*RECORD EXCERPTS*:
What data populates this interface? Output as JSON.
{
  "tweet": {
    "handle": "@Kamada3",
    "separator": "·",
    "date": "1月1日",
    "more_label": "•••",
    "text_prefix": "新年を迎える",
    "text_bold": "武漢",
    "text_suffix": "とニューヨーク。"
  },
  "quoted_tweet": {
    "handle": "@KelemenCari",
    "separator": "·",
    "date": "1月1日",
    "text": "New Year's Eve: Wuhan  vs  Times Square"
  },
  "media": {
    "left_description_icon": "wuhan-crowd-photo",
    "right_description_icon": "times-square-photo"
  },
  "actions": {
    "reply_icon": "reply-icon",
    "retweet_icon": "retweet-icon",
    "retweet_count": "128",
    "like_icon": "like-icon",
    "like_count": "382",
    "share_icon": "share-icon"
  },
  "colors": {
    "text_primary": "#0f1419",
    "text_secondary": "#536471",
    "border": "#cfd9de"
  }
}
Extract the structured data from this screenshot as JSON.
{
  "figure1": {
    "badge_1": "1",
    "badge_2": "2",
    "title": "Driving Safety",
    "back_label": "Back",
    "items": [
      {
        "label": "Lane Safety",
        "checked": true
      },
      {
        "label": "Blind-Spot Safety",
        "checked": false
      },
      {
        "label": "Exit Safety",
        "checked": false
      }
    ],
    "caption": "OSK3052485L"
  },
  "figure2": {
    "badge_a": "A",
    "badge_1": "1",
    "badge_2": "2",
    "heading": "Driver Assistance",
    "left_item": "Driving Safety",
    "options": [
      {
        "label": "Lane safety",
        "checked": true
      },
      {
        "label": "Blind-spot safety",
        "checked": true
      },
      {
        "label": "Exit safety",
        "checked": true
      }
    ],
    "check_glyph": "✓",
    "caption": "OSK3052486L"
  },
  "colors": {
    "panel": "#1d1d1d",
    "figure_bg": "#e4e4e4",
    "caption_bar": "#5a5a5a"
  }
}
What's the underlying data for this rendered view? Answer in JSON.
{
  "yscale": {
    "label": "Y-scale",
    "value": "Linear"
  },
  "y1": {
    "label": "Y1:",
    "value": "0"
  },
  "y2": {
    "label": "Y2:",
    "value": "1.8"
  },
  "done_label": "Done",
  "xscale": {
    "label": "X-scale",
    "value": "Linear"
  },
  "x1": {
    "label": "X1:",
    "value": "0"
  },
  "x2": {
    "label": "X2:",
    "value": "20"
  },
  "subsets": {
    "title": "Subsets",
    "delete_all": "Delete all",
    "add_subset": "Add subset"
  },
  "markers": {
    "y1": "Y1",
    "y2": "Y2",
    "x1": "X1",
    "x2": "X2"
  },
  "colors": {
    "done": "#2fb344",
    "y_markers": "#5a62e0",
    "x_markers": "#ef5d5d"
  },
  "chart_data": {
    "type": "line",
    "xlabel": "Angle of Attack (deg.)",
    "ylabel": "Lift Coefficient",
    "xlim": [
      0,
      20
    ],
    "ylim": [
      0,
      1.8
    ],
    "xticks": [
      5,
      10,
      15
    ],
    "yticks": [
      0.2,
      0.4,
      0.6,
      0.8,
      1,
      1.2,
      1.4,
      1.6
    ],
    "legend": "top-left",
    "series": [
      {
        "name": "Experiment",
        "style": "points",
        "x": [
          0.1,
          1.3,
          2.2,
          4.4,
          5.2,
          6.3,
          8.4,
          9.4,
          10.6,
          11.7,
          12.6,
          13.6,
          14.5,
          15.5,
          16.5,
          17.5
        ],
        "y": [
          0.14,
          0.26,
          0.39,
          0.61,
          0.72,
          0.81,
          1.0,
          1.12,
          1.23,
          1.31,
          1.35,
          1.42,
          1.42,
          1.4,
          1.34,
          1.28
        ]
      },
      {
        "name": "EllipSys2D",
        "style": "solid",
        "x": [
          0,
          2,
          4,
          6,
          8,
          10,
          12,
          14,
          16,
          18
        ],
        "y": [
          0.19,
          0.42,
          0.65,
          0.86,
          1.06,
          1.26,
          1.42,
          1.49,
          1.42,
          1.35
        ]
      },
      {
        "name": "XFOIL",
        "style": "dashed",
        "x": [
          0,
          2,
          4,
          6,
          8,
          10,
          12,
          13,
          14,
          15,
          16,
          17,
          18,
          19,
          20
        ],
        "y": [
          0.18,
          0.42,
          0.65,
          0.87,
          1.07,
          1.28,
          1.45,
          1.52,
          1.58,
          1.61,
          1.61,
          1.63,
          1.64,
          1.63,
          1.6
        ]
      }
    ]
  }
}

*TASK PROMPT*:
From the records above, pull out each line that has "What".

*ANSWER*:
What data populates this interface? Output as JSON.
What's the underlying data for this rendered view? Answer in JSON.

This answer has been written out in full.